The Market Metaphor As an Issue of Political Language and Practice
This paper focuses on the problem of analogies and metaphors in politics, concretely the metaphor of the market and the various analogies it encompasses applied to the political sphere, as a phenomenon of political language and practice. The inspiration behind this article is a sociological critique of the economic theory of politics by Lars Udehn. After forming a basic theoretical framework for the terms analogy and metaphor, the author discusses the problem of methodological inconsistency in the social sciences. The discussion of metaphor is presented in three parts: the inherence of homo economicus in politics, politics as exchange and politics as competition. The crucial thesis of this paper is that there are limitations on the extent to which political processes and phenomena may be understood in market terms, and individual analogies that have emerged from this metaphor are by definition only partially applicable.
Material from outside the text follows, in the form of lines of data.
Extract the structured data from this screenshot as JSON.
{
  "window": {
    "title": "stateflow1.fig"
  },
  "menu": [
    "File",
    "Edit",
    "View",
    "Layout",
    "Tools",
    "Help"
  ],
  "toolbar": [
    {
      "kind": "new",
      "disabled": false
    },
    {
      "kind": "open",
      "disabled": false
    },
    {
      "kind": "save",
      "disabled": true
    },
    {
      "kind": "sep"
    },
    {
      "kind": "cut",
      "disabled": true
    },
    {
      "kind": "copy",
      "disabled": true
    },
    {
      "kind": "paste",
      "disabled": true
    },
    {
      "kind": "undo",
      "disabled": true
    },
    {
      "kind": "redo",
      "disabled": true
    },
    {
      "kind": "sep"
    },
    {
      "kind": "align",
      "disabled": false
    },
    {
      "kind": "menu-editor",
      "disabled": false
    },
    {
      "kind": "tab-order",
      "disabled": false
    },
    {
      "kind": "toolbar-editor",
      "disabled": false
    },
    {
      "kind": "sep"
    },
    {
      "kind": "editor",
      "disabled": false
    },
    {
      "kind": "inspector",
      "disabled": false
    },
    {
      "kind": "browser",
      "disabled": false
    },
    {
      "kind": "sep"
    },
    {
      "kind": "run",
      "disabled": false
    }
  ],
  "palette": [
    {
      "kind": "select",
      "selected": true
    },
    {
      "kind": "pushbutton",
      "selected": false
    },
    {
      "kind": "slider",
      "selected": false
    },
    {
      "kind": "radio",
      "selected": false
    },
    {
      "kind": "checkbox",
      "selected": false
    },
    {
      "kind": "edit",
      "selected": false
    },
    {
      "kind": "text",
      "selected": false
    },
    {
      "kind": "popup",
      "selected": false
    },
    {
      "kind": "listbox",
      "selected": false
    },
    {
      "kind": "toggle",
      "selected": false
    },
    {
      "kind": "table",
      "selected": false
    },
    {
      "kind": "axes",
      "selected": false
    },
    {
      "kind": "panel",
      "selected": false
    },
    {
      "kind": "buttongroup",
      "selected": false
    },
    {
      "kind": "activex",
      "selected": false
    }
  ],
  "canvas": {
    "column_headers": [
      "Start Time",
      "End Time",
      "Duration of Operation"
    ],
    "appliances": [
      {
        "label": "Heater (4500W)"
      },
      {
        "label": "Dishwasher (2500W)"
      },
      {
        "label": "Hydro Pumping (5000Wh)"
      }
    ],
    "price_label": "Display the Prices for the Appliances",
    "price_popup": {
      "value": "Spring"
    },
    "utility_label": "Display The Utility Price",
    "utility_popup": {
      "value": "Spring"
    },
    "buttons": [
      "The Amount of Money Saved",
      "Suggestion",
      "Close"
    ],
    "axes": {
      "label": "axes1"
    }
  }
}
The conclusion is that the market metaphor presents specific difficulties and is an oversimplification which will lead sooner or later to significant misunderstandings and misinterpretations of politics.
market metaphor; homo economicus; generative metaphors; exchange and competition in politics; political marketing; voter preferences; persuasion